> **Required action**
Across the data below, how many lines hold "Speicherplatz"? Answer with that number and nothing else.

(Items listed in a dataset)

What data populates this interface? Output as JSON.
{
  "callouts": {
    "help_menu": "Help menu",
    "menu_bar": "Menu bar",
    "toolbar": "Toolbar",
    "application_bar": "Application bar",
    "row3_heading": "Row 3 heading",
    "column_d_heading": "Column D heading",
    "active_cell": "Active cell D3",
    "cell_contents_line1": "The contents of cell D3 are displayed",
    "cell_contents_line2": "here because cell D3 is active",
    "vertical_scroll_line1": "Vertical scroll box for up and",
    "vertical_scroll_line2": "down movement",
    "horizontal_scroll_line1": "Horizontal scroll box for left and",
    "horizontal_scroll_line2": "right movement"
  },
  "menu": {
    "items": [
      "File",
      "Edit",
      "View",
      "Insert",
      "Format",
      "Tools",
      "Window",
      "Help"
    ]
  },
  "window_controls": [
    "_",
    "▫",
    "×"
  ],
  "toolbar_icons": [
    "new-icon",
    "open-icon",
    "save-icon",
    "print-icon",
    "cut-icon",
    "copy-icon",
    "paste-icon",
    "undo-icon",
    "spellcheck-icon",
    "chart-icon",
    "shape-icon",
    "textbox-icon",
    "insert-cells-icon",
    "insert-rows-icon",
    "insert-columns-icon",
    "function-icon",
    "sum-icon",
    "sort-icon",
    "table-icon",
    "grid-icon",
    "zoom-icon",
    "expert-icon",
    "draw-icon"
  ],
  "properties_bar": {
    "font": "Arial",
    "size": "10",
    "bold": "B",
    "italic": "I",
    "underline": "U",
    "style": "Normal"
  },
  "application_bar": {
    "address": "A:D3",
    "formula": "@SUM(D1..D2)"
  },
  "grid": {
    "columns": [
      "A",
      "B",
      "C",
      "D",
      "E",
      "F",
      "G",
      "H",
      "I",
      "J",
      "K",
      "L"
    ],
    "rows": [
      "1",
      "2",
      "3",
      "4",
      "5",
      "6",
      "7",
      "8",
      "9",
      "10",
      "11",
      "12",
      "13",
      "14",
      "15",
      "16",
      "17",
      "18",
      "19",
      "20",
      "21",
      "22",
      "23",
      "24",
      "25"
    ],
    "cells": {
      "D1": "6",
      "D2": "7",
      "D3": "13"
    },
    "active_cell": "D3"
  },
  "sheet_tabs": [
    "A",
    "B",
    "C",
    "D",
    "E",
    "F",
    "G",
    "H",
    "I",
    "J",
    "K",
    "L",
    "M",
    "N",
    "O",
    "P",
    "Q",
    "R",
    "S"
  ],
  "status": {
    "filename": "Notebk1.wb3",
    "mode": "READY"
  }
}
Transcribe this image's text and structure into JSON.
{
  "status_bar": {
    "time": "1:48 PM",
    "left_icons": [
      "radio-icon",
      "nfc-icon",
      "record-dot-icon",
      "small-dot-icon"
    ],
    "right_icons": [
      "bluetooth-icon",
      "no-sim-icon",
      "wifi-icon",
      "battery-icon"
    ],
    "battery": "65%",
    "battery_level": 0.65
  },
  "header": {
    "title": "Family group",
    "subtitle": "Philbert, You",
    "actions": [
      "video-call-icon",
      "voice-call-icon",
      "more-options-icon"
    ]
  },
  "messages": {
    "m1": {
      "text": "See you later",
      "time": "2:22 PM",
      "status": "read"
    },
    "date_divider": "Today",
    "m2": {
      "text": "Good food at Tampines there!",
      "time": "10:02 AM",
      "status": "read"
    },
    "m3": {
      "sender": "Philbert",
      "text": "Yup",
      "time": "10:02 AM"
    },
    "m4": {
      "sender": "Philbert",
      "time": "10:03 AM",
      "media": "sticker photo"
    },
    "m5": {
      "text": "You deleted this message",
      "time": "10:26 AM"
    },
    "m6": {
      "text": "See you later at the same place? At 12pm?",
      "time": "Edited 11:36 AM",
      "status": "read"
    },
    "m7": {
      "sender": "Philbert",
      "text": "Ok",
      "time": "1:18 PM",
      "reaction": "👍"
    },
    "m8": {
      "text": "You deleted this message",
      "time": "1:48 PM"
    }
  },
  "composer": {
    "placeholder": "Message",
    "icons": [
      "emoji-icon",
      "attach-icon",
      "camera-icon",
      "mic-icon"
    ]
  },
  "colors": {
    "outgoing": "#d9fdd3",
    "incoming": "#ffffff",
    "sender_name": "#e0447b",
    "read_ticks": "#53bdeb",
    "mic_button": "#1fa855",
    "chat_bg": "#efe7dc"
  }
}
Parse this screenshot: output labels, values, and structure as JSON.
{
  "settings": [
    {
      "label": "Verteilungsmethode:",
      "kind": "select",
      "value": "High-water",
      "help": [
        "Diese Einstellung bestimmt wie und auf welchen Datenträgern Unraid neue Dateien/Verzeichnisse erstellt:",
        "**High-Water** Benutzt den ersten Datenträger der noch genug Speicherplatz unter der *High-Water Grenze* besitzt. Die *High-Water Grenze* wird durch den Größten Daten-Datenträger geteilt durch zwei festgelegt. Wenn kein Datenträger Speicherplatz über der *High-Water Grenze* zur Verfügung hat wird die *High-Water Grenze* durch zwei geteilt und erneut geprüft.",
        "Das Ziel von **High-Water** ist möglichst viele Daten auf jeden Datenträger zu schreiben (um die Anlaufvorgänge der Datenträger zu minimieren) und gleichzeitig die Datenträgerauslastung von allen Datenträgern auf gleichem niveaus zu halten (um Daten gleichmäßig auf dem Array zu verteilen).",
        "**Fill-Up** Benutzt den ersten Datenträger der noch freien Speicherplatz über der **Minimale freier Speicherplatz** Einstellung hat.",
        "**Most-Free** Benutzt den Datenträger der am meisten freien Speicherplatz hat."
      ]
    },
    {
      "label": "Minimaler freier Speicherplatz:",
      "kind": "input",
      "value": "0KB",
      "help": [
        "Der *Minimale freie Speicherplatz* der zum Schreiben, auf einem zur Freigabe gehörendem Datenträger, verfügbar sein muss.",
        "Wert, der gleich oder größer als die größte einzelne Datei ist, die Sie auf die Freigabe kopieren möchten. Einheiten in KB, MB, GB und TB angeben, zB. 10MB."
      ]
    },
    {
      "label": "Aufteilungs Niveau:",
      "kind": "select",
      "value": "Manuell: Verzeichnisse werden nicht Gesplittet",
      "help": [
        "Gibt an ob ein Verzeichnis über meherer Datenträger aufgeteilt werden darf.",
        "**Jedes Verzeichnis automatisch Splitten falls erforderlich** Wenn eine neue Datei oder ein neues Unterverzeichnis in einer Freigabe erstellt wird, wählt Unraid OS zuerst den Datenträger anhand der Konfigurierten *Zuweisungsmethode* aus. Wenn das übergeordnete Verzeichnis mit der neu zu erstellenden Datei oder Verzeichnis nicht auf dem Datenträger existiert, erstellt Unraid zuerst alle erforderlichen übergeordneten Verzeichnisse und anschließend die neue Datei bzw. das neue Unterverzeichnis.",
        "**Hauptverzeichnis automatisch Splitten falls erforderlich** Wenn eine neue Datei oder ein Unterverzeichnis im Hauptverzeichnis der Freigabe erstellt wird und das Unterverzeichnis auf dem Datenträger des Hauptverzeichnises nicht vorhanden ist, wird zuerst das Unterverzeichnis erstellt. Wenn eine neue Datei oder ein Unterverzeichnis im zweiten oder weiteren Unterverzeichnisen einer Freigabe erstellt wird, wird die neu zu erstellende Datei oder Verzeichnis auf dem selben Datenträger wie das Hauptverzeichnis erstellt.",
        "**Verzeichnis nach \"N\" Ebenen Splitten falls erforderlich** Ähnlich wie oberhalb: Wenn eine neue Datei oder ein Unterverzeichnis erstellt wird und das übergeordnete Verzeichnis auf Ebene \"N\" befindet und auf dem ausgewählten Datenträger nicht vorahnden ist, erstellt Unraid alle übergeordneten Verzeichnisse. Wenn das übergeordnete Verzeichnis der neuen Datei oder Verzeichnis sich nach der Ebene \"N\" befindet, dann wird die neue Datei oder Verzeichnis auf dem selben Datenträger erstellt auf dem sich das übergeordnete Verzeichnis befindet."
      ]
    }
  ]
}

> **Written answer**
5